Great as many have said he was Nkrumah was also intoxicated by the desire for power, as he closes his mind to democratic principles when declaring himself Ghana’s president-for-life, supported by the CPP, and a mass media sympathetic to his “no-nonsense” approach to governance. Unfortunately, Nkrumah did not live to witness his utopian agenda.

When the realities of governance come to the fore, lessons for the present government of Ghana would be boldly written – that Osagyefo Kwame Nkrumah tried all the political tricks with a population of less than 6 million, it did not work. As Nkrumah became more alienated, and out of touch with the reality, his exit from the political arena should rather serve as another painful reminder to all, that no politician can use spirituality to hold on to power.

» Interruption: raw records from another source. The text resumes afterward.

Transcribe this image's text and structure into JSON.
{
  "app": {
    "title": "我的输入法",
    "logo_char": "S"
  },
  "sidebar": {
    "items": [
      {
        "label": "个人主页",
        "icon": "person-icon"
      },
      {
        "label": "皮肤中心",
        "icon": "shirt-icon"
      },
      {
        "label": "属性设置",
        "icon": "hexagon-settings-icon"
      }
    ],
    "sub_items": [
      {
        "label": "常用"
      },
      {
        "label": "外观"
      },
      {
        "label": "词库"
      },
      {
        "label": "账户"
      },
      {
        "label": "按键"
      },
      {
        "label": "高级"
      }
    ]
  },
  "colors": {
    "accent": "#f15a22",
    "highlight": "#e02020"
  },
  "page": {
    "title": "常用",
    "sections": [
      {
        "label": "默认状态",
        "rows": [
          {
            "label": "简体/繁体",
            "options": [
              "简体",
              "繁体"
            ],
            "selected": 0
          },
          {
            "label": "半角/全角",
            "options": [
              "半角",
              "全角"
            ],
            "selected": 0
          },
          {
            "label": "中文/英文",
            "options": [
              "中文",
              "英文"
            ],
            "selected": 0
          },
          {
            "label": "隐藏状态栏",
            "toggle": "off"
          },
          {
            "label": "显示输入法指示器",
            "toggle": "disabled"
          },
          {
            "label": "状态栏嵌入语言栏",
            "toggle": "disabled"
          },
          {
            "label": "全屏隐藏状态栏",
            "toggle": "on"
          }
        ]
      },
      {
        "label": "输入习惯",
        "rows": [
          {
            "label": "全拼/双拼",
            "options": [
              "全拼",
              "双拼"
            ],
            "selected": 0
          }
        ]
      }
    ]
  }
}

That applying the name of God as a propaganda tool induces undesirable results. It only “fertilizes” perceptions, and the potency dwindles with time because many people would even refuse to go to church when they do not have jobs, and cannot afford basic necessities of life.

As we prepare for meaningful changes ahead, we should not pretend we understand all the wrongs inherent in our politics. We should apprehend these problems just as much as we feel about our leaders. We may only know half of the truth, but once we are honest to ourselves, it would create a better understanding of the inadequacies and challenges facing our people. People would understand the leadership gap, that one day may be a true “messiah” would emerge to transform the lives of our people devoid of this celestial trickery.

Author: Formerly of the Features Desk, Daily Graphic, Accra, Ghana

Source: Aidoo. Ato

Columnist: Aidoo, Ato